Combined average commission rates fell to 8.4 basis points (bps) in 2018 from 9.7 in 2017 in developed markets, and to 12.7 bps from 16.7 bps in emerging markets, while they rose to 40.1 bps from 34.0 bps in frontier markets, the report adds.
‘Understandably, the largest decreases were seen from fund managers that fall under the purview of Mifid II and have become globally compliant across regions,’ says Greenwich Associates director Will Llamas in a statement.
The rules have also created an increase in asset managers’ activity in electronic trading, which has contributed to a reduction in execution rates, the report notes.
Mifid II’s separation of execution commission and research payment has brought new scrutiny on trade costs, and many asset managers have responded by both negotiating lower commission rates with brokers and increasing their activity in lower-cost electronic trading.
With the brighter spotlight on fees, investment managers are actively analyzing their global commission rate structure to identify markets where their cost-per-trade is higher than that of their peers.
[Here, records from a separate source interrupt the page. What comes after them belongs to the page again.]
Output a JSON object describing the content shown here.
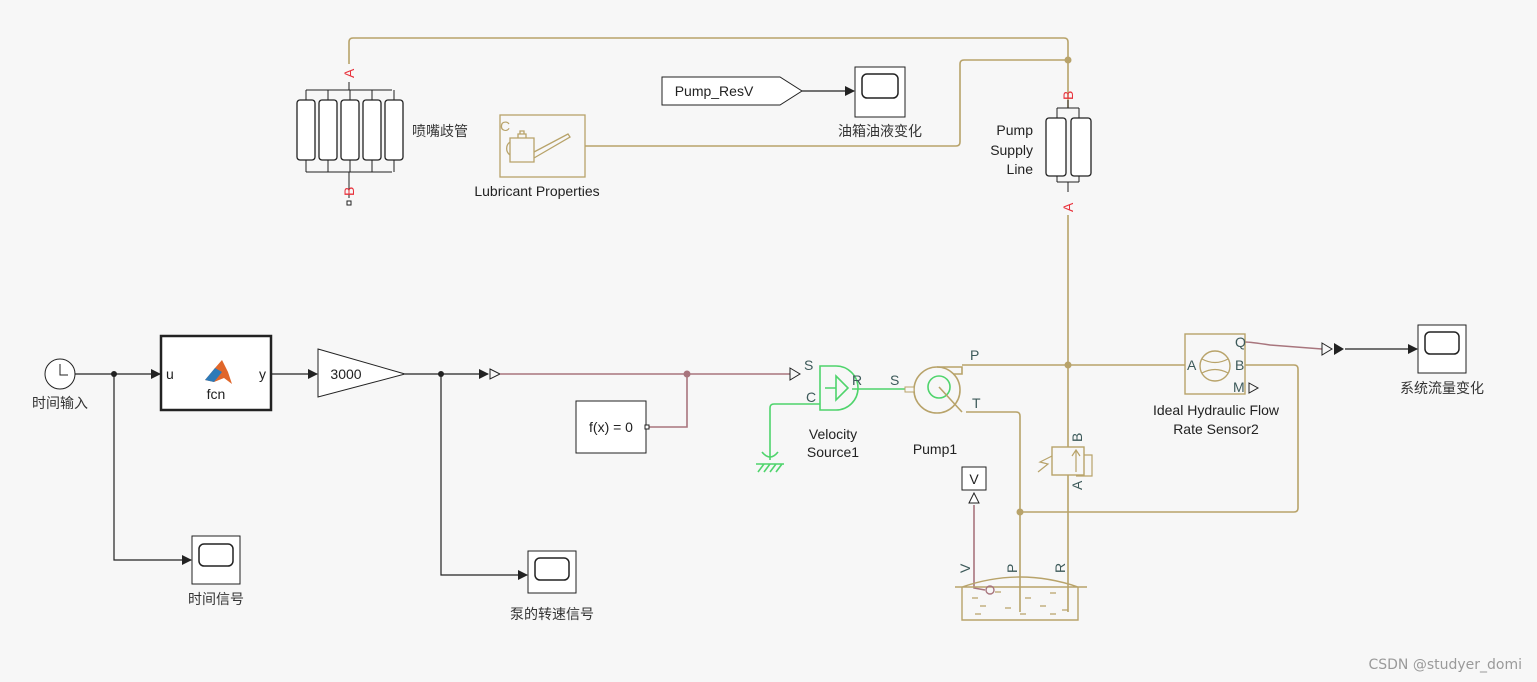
{
  "blocks": {
    "clock": {
      "label": "时间输入"
    },
    "fcn": {
      "name": "fcn",
      "in_port": "u",
      "out_port": "y"
    },
    "gain": {
      "value": "3000"
    },
    "scope_time": {
      "label": "时间信号"
    },
    "scope_speed": {
      "label": "泵的转速信号"
    },
    "constant": {
      "expr": "f(x) = 0"
    },
    "velocity_source": {
      "label_line1": "Velocity",
      "label_line2": "Source1",
      "port_s": "S",
      "port_r": "R",
      "port_c": "C"
    },
    "pump": {
      "label": "Pump1",
      "port_s": "S",
      "port_p": "P",
      "port_t": "T"
    },
    "nozzle_manifold": {
      "label": "喷嘴歧管",
      "port_a": "A",
      "port_b": "B"
    },
    "lubricant": {
      "label": "Lubricant Properties",
      "port_c": "C"
    },
    "goto_tag": {
      "tag": "Pump_ResV"
    },
    "scope_tank": {
      "label": "油箱油液变化"
    },
    "supply_line": {
      "label_line1": "Pump",
      "label_line2": "Supply",
      "label_line3": "Line",
      "port_a": "A",
      "port_b": "B"
    },
    "relief_valve": {
      "port_a": "A",
      "port_b": "B"
    },
    "reservoir": {
      "port_v": "V",
      "port_p": "P",
      "port_r": "R"
    },
    "v_from": {
      "tag": "V"
    },
    "flow_sensor": {
      "label_line1": "Ideal Hydraulic Flow",
      "label_line2": "Rate Sensor2",
      "port_a": "A",
      "port_b": "B",
      "port_q": "Q",
      "port_m": "M"
    },
    "scope_flow": {
      "label": "系统流量变化"
    }
  },
  "watermark": "CSDN @studyer_domi",
  "colors": {
    "background": "#f7f7f7",
    "hydraulic": "#b8a36a",
    "physical_signal": "#a8757d",
    "mechanical": "#4fd46c",
    "port_label_red": "#e8323c"
  }
}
This has created a pressing need for reliable data on rates.
Mifid II is therefore catalyzing innovation, and the trading of stocks means experimentation with new tools, analytics and business models to navigate the new landscape, notes Greenwich Associates.
‘Competitive dynamics will continue to drive market structure, just like we are already seeing in the emergence of new venues in equity trading and the growth of e-trading,’ says Richard Johnson, vice president of Greenwich Associates’ market structure and technology division.
Also driving significant change – with some important unintended consequences – are dark-pool limits established by Mifid II. Concerned about the potential detrimental effect of high levels of equity dark-pool trading on price and liquidity discovery, regulators introduced caps limiting the amount of non-displayed trading that could occur under the reference price waiver – that is, dark-pool trades that leverage price discovery from light-pool (or lit) markets.
The dark-pool caps were officially introduced in March 2018 and have had the desired effect, significantly reducing the amount of dark trading via the reference price waiver from a peak of 5 percent at the end of 2017 to about 1 percent today.
In equities, there have been calls for regulators to recalibrate the double-volume caps on dark-pool trading, which are considered too restrictive. These caps have likely led to the growth in periodic auctions and systematic internalisers (SIs) that buy-side traders say have been beneficial in helping them source liquidity, according to Greenwich Associates. Published data indicates that SIs have captured a significant portion of the market, with estimates as high as 34 percent.
‘SIs represent a potential loophole to the dark-volume caps. This was was not fully anticipated by the regulators and runs counter to the objectives of reducing fragmentation and promoting lit markets,’ says Johnson.
This all comes as Goldman Sachs has hired an expert on the structure of stock markets from rival Morgan Stanley, as big investment banks continue to assess the new European trading rulebook brought about by Mifid II.
Eleanor Beasley will join Goldman this month as European head of market structure and regulatory strategy. She specializes in helping banks and investment firms comply with the rules for trading stocks under Mifid II and is also a leading financial expert on the original Mifid legislation.